If it weren’t for the journey through an industrial building required to reach it, Terra House could fool visitors into thinking they’d travelled back in time to the study of some eccentric professor in 19th-century Europe. The small Kwai Fong workshop is packed with curios, including amber bottles, a glass phrenological head, dried plants and boxes upon boxes of insects behind glass.
Butterflies are Morly Tse’s speciality, but amid the framed and domed displays of glittering lepidoptera there are also cicadas and beetles great and small.
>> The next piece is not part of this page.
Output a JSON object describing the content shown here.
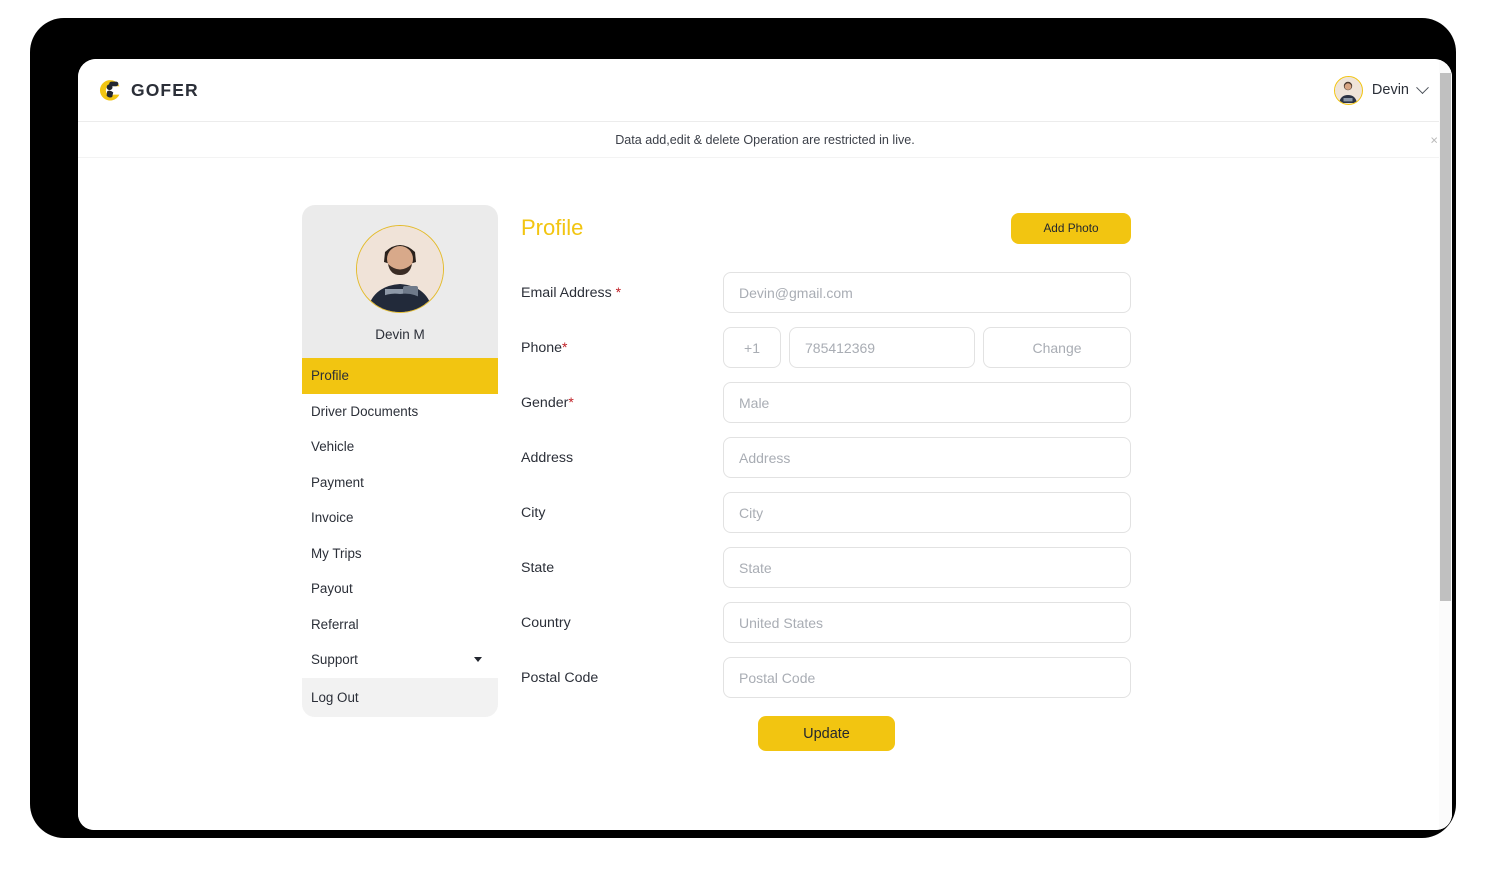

Tse, the 26-year-old proprietress, taxidermist and artist behind Terra House, trained on mammals in the UK before turning her talents to the insect world.
Tse’s is an unusual craft in Hong Kong, where no other businesses offer animal or insect taxidermy and there are few public collectors. However, she has found her niche on Instagram, where customers, mostly based in Hong Kong, explore her designs before visiting her workshop for a private consultation.
In entomology, the preservation of insects for long-term collection and display is more accurately called “pinning” or “mounting”. The recently deceased butterflies Tse receives in the post arrive with their wings folded and protected with paper. She begins a painstaking process of first sanitising and rehydrating them for a week, before pinning them flat with special entomological pins, taking care to ensure their wings are symmetrical. Then comes another week of rest, so the specimen can dry out once more. After that, they are ready to be arranged into display boxes or used in decorative sculptures under glass cloches.
While taxidermy has enjoyed a resurgence in the West over the past decade, propelled by social media, Asia has yet to discover the appeal of having dead creatures as decoration in the home. Hong Kong’s humid, rot-accelerating climate, not to mention potent superstitions around death, all but ensure even the rich aren’t filling their homes with stuffed bears or mounted stag heads.
Then there’s the yuck factor: for many, their first instinct when spotting an insect is to stamp, scream, spray or swat. In Hong Kong, bugs are thought of as little more than pests to be expelled and kept away from homes and urban areas at all costs. Tse has seen initially enthusiastic customers balk as soon as they enter her workshop, while she herself was uneasy around bugs before she began learning to pin.